I saw this post over at digg.com today. Its about little plates, rails, and concrete blocks they are putting on benches and other raised structures. In particular, the Embarcadero in San Francisco, which was an AWESOME skate spot...featured in many skateboard highlight movies, including two movies that played a pretty important role in my high-school/college days; Hokus Pokus, and Shackle Me Not (both H-street vids).
It reminded me of my friend Dave's website, where he has a regular theme called "the anti-sit".
These things are all over denver too, There aren't any "anti-sits" that I've seen, but there are plenty of "anti-skates".
Anyhow, the blogger speaks to a larger issue here. I'm certainly not the one to be able to discuss it well, Dave would be better suited, but the question is this: These things look like shit.
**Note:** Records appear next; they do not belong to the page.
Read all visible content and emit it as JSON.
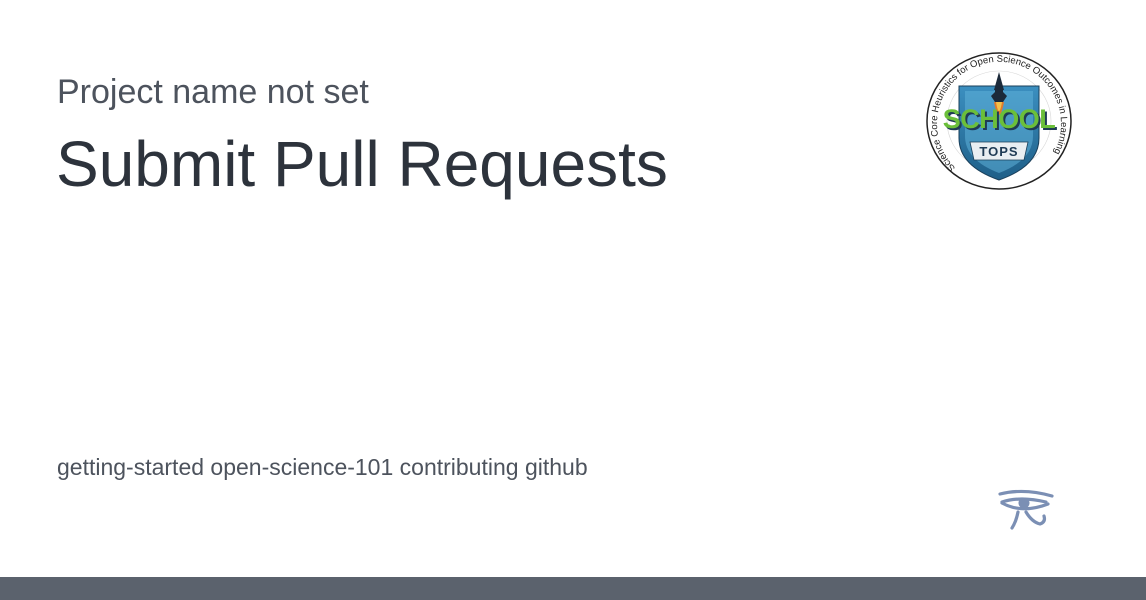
{
  "project": {
    "name": "Project name not set"
  },
  "page": {
    "title": "Submit Pull Requests",
    "tags": "getting-started open-science-101 contributing github"
  },
  "logo": {
    "icon": "school-tops-badge-icon",
    "ring_text": "Science Core Heuristics for Open Science Outcomes in Learning",
    "badge_line1": "SCHOOL",
    "badge_line2": "TOPS",
    "colors": {
      "shield": "#2a7aa8",
      "school": "#6bbf3a",
      "ring": "#222222"
    }
  },
  "footer": {
    "icon": "eye-of-horus-icon",
    "bar_color": "#5b626d"
  }
}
Personally I think they look worse than long waxed and scraped up benches that skateboarders make (of course, I'm also an aging skatebaorder). But, Is this how urban planning will continue? rather than designing your city to incorporate public elements to be naturally unsuited for skateboarding or other activities like it, most cities put up these defensive elements that look like total shit.
and its not just brackets on benches, in most of the downtown parks in denver, they've replaced the polished concrete of the parks with cinder gravels to inhibit skateboard wheels from rolling down into the parks to begin with.
It'd be really cool to see new elements and city designs rather than anti-skates and anti-sits.
of course the converse question is will skateboarders and their ilk just find away to change their styles to conform to what city designers put into use?